Let's Talk About Attendance

Ok, folks, I’m not sure how much more I can take. The opening of Little Caesar’s Arena (LCA) in downtown Detroit, within the District Detroit, has been a hot topic of late. Part of the reason is that this new building is an absolute spectacle. LCA is amazing. State-of-the-art from floor to ceiling, its ridiculous. The lighting & sound systems alone make you feel as if you’ve entered into some NASA inspired thrill ride at an amusement park. The concourse is perfect; wide open spaces for traffic, a variety of different food & beverage options/locations sure to have something for everyone, & plenty of bathroom space. Seating is fair, a pretty steep incline gets as many people as close to the action as possible. Here’s the issue though, who’s in those seats?

I went to the Detroit Pistons game this past Monday for their game against the Philadelphia 76ers, their second home game of the season in this brand new arena. Tip-off time comes around & the place is pretty empty.
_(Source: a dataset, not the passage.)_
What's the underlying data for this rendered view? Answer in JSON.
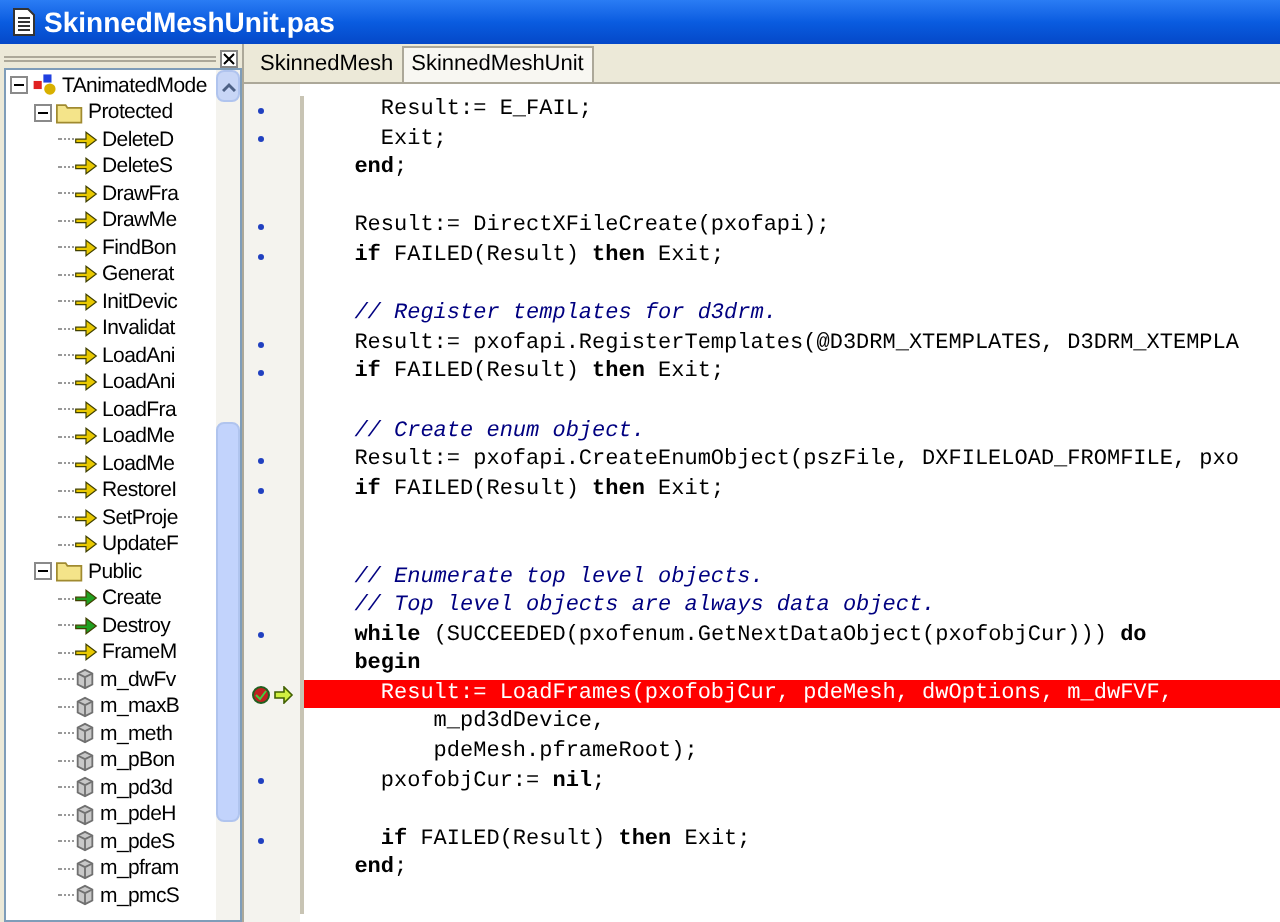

By about the 3rd quarter, I looked over at my father & said “You think there’s 10,000 people here? I think if you moved everyone to one side, you could fill half this place…” He agreed. LCA holds 20,000 for hockey & 20,491 for basketball. Official attendance for the home opener against the Charlotte Hornets was announced at 20,491- a sellout. Game #2 vs Philly? 13,709.

Those 2 numbers are “tickets sold” not “butts in seats”. Attendance is a funny thing, organization brag about how many people “came through the turnstiles”, when in all actuality, that number is almost never accurate. How many people purchase a ticket & can’t go? How many purchase a ticket & try to re-sell, but can’t? From an organizational standpoint, if they can’t make it it’s ok, as long as they bought a ticket, that’s the status-quo.

Were there 20,000+ on opening night for the Pistons? No. Were there 13,000+ for game 2? Probably not.

“Why won’t anyone go?”

“What a shame?”

“Pistons should've stayed in Auburn Hills!”

“No one likes the NBA!”

These are all things I have heard lately. So let’s put this all to rest, in the words of the late Raiders owner Al Davis: “just win baby”.

Win. Winning directly correlates to attendance. True at every level of sports, in every city in America. The Detroit Pistons sold out from 1988-1993, then again from 2004-2009. Both of those streaks (245 games & 259 games respectively) happened in The Palace of Auburn Hills. Anther factor? The day of the game. Why do the Toledo Walleye play a majority of their games on Friday, Saturday, & Sunday nights? Weekends boost attendance numbers. Friday nights will always outdraw Wednesdays, that’s just basic logic.

I will refer you to the Detroit Tigers, who back in 2003 won just 43 games. The result? A total season attendance of 1,368,245, or 16,891/game. I will refer you to the Cleveland Indians of this past 2017 season. In the midst of historic winning streak of 22 games, drew 3 straight games under 25,000 at Progressive field, that’s less than 71% (capacity is 35,225), that was a Sunday-Monday-Tuesday stretch. Attendance will always coincide with the win column. As a team wins, more people come to watch & more people will come to a game on a Friday than they will on a Monday or a Wednesday (the days the Pistons have played at home thus far this season).

So the Pistons haven’t drawn well for their first two games at LCA, how about the Red Wings? The Wings have played 4 home games this season, a Monday, Thursday, Friday, & Sunday. How many people went? 19,515, 19,515, 19,515, & you guessed it, 19,515. If you saw those 4 games & are reading those attendance numbers, you know that’s not the reality.

The NBA & NHL play the same schedule, 82 games, 41 home & 41 away. During the 2016-17 season, the lowest drawing NBA team was the Denver Nuggets at an average of 14,770. The NHL had 5 teams whose average attendance was lower than that of the Nuggets (FLA-14,621, NJ-14,567, NYI-13,101, AZ-13,095, CAR- 11,776).

Let’s look at the Toledo Walleye for another example, where I began working there during the 2010-2011 season, as Bobb Vergiles’ sub. In each year the Walleye have improved, the organization has set new average attendance record; last year 7,074/game.

Attendance is a fickle beast. Hopefully you’ll go out to watch your favorite team as much as you can. I went with my dad on a Monday night to surprise him for his birthday & I felt like a kid again (I’ll have another piece on this soon). It’s a great way to bond with your children, a great way to spend a night out with friends, a great way to get away & enjoy whatever team/sport you like!

-Anthony Bellino hosts “The Fox Sports Morning Blitz” weekday mornings from 7am-9am on Toledo’s Fox Sports Radio 1230.

Statistical data: hockeydb.com, espn.com, mlive.com, basketball-reference.com